▶ [What you need to do] In the data, find each line where the word "watermark" appears and list that line.

|---|

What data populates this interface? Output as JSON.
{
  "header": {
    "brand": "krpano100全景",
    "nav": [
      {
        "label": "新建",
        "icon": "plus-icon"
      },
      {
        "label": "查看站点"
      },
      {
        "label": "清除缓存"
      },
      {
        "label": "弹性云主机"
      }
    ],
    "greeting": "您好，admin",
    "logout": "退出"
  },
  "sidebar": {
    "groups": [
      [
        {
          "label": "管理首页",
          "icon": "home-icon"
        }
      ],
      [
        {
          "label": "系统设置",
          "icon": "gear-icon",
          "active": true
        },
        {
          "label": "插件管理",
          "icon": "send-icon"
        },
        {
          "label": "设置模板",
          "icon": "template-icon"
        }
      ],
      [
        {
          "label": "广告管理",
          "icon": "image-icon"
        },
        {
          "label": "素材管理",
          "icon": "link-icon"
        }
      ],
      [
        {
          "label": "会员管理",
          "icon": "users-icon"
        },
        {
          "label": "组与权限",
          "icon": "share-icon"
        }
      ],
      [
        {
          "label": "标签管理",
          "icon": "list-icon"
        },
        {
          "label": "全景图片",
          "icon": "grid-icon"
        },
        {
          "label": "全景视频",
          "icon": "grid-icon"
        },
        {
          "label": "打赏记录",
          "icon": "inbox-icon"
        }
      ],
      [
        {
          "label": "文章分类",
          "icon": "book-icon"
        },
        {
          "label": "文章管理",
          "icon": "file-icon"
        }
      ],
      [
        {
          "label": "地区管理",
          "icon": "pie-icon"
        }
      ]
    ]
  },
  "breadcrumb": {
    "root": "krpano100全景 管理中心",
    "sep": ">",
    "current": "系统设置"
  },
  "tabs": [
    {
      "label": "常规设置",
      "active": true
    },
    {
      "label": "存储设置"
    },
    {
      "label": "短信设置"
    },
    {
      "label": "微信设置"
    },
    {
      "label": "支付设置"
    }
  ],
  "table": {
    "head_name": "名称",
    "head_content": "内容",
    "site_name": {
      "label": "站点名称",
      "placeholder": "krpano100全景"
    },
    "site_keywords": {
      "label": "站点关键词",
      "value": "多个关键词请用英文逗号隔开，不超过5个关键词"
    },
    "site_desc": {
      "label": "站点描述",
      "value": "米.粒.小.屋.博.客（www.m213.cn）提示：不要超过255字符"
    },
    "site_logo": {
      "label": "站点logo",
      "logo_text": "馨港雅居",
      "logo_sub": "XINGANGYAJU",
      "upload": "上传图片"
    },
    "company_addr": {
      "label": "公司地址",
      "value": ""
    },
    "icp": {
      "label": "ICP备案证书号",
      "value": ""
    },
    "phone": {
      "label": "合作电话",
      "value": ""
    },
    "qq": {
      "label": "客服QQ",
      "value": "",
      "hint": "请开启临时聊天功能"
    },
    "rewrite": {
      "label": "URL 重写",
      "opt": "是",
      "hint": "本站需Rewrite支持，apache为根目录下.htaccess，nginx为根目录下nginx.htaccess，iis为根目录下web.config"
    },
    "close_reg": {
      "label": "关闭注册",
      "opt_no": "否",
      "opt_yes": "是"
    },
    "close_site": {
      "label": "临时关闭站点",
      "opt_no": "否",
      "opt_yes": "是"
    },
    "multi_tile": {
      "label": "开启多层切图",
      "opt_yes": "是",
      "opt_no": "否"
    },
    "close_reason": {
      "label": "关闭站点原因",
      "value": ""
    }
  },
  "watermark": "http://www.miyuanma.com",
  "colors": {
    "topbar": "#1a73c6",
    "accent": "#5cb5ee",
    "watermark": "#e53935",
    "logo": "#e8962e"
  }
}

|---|

▶ [Task output]
  "watermark": "http://www.miyuanma.com",
    "watermark": "#e53935",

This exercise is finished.